Wednesday, May 11, 2011

Very Interesting Take on "Flyjin" & One More

The Flyjin phenomenon in Japan has many facets. Generally speaking, Flyjin is a term used as a play on words in Japan. Gaijin is the word for foreigner. "Gai" means "outside" and "jin" means "person." So Gaijin means outside person or foreigner.
The Flyjin came in as an insult and joke deriding many of these foreigners who panicked and left places like Tokyo and Nagoya during the Fukushima accident. It is especially a dig at those who panicked and left co-workers, friends and neighbors (lovers too) holding the bag. It is not targeted at the foreigners who were in the disaster areas who left Japan. Only foreigners who were hundreds of miles away who panicked and fled - many even though their own embassies told them Tokyo was safe.

Nikkei Newspaper, though, has an article about foreigners who have left Japan that is looking at the problem from a totally different perspective. Even though many Flyjin get their feathers ruffled at the insinuation that they showed poor leadership and weak crisis assessment abilities, this article deals with a completely different segment of the foreigner in Japan market. It actually deals with a much larger workforce in Japan than the few westerners (who will most assuredly get angry about this article) that have been brought up in a society that makes people think they are entitled to everything.    
The title of the article asks Japanese people, "Do you think that only Japanese workers can protect your workplace?" From Nikkei:

Many foreigners left their workplaces after the earthquake and due to (Fukushima) nuclear problems. This leaves us with many issues to consider. The reality of the situation in the workplace is that we (Japanese) have been using this (cheap) foreign labor selfishly. Perhaps it is time to consider how these foreign laborers are placed and viewed in Japanese society. Now could be a good time to consider this issue.
Japanese factories have a serious problem without cheap foreign labor
The article goes on to discuss how, due to a rapidly aging population and declining birth rate, Japan desperately needs these people to perform manual labor duties in order for the Japanese economy to run.
While many foreigners might cheer and raise their fists reading this and scream, "Right on! We are taken advantage of in the workplace!" This article is generally not about the highly paid westerners working in Japan. No. Not hardly. It is an article discussing a much larger and much more important labor force in Japan: cheap manual labor from China, Pakistan, Iran and many other southeast Asian nations.
It continues on talking about how Japan must open up more and take better care of these people who come to earn a living in Japan.
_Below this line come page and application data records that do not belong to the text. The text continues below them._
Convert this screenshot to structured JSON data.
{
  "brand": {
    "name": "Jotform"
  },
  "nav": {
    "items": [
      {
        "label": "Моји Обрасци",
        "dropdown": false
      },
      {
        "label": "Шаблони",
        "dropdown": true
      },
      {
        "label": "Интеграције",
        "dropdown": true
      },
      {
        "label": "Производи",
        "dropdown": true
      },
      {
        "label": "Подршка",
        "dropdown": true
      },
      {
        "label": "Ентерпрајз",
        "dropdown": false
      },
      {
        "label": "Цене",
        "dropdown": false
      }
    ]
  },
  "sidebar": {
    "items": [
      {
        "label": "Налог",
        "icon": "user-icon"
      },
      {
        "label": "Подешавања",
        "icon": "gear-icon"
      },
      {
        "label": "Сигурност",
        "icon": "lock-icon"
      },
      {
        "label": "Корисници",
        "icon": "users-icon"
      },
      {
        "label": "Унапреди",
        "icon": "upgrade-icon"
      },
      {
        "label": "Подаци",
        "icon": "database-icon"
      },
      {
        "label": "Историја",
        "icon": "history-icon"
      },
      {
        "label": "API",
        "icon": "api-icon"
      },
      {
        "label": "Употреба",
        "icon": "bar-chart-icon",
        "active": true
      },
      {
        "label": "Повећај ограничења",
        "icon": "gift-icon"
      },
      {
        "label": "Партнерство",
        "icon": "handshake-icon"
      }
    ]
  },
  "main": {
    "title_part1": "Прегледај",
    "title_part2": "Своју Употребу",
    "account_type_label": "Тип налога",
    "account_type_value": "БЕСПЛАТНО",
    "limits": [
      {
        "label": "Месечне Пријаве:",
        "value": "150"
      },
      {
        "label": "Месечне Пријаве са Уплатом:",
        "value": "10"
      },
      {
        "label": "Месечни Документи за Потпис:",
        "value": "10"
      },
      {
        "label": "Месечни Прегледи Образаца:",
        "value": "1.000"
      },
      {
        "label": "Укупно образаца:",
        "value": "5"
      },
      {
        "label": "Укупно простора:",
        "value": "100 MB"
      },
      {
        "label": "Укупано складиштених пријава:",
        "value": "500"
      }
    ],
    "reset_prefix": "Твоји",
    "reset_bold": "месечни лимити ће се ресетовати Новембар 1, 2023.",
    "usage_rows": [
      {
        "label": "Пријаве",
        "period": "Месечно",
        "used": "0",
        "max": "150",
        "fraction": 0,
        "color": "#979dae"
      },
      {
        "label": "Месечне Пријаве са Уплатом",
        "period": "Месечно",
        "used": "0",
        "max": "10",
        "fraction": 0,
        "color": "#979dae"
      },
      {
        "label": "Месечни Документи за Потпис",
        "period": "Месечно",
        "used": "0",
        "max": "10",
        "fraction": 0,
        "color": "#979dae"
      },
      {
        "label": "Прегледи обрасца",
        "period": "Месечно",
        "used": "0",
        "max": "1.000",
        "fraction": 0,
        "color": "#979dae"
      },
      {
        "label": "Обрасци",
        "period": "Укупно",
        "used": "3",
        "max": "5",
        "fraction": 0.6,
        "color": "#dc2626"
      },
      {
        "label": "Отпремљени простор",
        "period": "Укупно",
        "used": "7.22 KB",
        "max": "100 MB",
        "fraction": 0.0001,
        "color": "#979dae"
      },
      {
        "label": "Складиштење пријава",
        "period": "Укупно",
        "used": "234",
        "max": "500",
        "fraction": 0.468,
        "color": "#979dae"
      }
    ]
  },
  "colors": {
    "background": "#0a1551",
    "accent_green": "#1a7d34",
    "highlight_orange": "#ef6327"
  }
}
They are not just cheap labor, they are a critical and important part of the labor equation for a healthy Japanese economy. They deserve to be treated better.
The other story I wanted to mention was about a president of a factory in the Fukushima area that hired many of these people as cheap labor from China.
Because of a bad past history and, in many cases, the Japanese management taking advantage of cheap foreign labor like mentioned above (but, then again, in what country don't they do that?) Japan and Japanese companies often have a bad reputation amongst Chinese workers. 
It is most likely deserved in many cases.
But there's a story about a Japanese president of a factory that risked his life to save some Chinese factory workers who were staying at the company dormitory near Miyagi or Fukushima when the earthquake and  tsunami hit. 
Anyway, this president heard about the tsunami warnings and realized that he had several Chinese workers staying at the company dormitory and that this dormitory was in the path of the tsunami. People were told to evacuate immediately and head for higher ground. But the president knew that these workers wouldn't understand the announcements and so he risked his life and drove full speed ahead to the dorm and got those workers out of there and saved their lives.
Soon after the Chinese workers left Japan (because of Fukushima) but, according to the article, they reported back in China that, "Not all Japanese company president's are bad guys" and that their company president risked his life to save theirs and they were grateful.
I looked for the article about this story, but am unable to find it. If I find it later, I will paste it into this post.
The moral of the story? Not all Japanese bosses are bad guys. Not all Flyjins are westerners and not all of them are bad guys either.


Marc Sheffner said...

Moral of the story? If you get a chance, risk your life for some Chinese employees. It's good PR!
Jus' kidding.
Nice story, one well worth spreading the word about. And if you (or anyone) finds a link to the original story, I hope you will post it here.

Anonymous said...

Right - this man is a hero. He perished in the tsunami after saving his trainees.